Entries from a dataset of interfaces:
┏━━

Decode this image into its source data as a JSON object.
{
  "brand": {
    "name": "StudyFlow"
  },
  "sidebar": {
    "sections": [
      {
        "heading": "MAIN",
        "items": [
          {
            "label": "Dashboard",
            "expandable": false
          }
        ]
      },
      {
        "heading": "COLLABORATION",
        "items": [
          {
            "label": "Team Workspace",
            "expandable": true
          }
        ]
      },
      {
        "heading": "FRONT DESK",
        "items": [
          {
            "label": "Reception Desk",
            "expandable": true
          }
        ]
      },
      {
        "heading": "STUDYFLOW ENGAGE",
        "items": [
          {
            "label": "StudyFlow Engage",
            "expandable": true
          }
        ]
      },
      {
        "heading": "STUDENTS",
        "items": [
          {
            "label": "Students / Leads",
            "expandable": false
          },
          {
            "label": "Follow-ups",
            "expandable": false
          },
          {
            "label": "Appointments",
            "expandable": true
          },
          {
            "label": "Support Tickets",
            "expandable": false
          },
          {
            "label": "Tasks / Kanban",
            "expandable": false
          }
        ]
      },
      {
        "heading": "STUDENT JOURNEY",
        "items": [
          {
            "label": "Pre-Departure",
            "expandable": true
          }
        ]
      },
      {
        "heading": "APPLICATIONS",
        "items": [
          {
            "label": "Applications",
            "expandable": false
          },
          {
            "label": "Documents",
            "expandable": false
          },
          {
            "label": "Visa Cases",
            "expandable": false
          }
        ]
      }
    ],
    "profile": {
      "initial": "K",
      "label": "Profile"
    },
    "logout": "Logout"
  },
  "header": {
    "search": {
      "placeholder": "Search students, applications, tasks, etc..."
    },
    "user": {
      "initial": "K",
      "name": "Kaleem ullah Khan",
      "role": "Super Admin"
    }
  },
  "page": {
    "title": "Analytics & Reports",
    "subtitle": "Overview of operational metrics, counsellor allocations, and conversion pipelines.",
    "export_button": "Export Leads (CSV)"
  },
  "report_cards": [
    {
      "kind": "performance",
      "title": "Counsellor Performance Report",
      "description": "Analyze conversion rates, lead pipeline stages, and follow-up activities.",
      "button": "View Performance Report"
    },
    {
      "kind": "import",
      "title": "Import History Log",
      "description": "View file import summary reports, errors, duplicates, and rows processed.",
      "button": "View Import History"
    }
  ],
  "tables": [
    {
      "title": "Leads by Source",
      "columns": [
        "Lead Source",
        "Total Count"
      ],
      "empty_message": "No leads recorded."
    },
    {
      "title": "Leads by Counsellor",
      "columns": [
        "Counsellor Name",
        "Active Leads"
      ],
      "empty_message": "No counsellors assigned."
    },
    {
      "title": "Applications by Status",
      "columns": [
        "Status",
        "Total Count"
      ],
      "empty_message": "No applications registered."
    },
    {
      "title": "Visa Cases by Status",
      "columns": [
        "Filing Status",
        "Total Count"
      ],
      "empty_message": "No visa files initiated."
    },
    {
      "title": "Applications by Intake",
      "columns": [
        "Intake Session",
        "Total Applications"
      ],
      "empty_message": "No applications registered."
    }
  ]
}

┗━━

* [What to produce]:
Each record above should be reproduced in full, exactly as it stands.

* [Task response]:
Decode this image into its source data as a JSON object.
{
  "brand": {
    "name": "StudyFlow"
  },
  "sidebar": {
    "sections": [
      {
        "heading": "MAIN",
        "items": [
          {
            "label": "Dashboard",
            "expandable": false
          }
        ]
      },
      {
        "heading": "COLLABORATION",
        "items": [
          {
            "label": "Team Workspace",
            "expandable": true
          }
        ]
      },
      {
        "heading": "FRONT DESK",
        "items": [
          {
            "label": "Reception Desk",
            "expandable": true
          }
        ]
      },
      {
        "heading": "STUDYFLOW ENGAGE",
        "items": [
          {
            "label": "StudyFlow Engage",
            "expandable": true
          }
        ]
      },
      {
        "heading": "STUDENTS",
        "items": [
          {
            "label": "Students / Leads",
            "expandable": false
          },
          {
            "label": "Follow-ups",
            "expandable": false
          },
          {
            "label": "Appointments",
            "expandable": true
          },
          {
            "label": "Support Tickets",
            "expandable": false
          },
          {
            "label": "Tasks / Kanban",
            "expandable": false
          }
        ]
      },
      {
        "heading": "STUDENT JOURNEY",
        "items": [
          {
            "label": "Pre-Departure",
            "expandable": true
          }
        ]
      },
      {
        "heading": "APPLICATIONS",
        "items": [
          {
            "label": "Applications",
            "expandable": false
          },
          {
            "label": "Documents",
            "expandable": false
          },
          {
            "label": "Visa Cases",
            "expandable": false
          }
        ]
      }
    ],
    "profile": {
      "initial": "K",
      "label": "Profile"
    },
    "logout": "Logout"
  },
  "header": {
    "search": {
      "placeholder": "Search students, applications, tasks, etc..."
    },
    "user": {
      "initial": "K",
      "name": "Kaleem ullah Khan",
      "role": "Super Admin"
    }
  },
  "page": {
    "title": "Analytics & Reports",
    "subtitle": "Overview of operational metrics, counsellor allocations, and conversion pipelines.",
    "export_button": "Export Leads (CSV)"
  },
  "report_cards": [
    {
      "kind": "performance",
      "title": "Counsellor Performance Report",
      "description": "Analyze conversion rates, lead pipeline stages, and follow-up activities.",
      "button": "View Performance Report"
    },
    {
      "kind": "import",
      "title": "Import History Log",
      "description": "View file import summary reports, errors, duplicates, and rows processed.",
      "button": "View Import History"
    }
  ],
  "tables": [
    {
      "title": "Leads by Source",
      "columns": [
        "Lead Source",
        "Total Count"
      ],
      "empty_message": "No leads recorded."
    },
    {
      "title": "Leads by Counsellor",
      "columns": [
        "Counsellor Name",
        "Active Leads"
      ],
      "empty_message": "No counsellors assigned."
    },
    {
      "title": "Applications by Status",
      "columns": [
        "Status",
        "Total Count"
      ],
      "empty_message": "No applications registered."
    },
    {
      "title": "Visa Cases by Status",
      "columns": [
        "Filing Status",
        "Total Count"
      ],
      "empty_message": "No visa files initiated."
    },
    {
      "title": "Applications by Intake",
      "columns": [
        "Intake Session",
        "Total Applications"
      ],
      "empty_message": "No applications registered."
    }
  ]
}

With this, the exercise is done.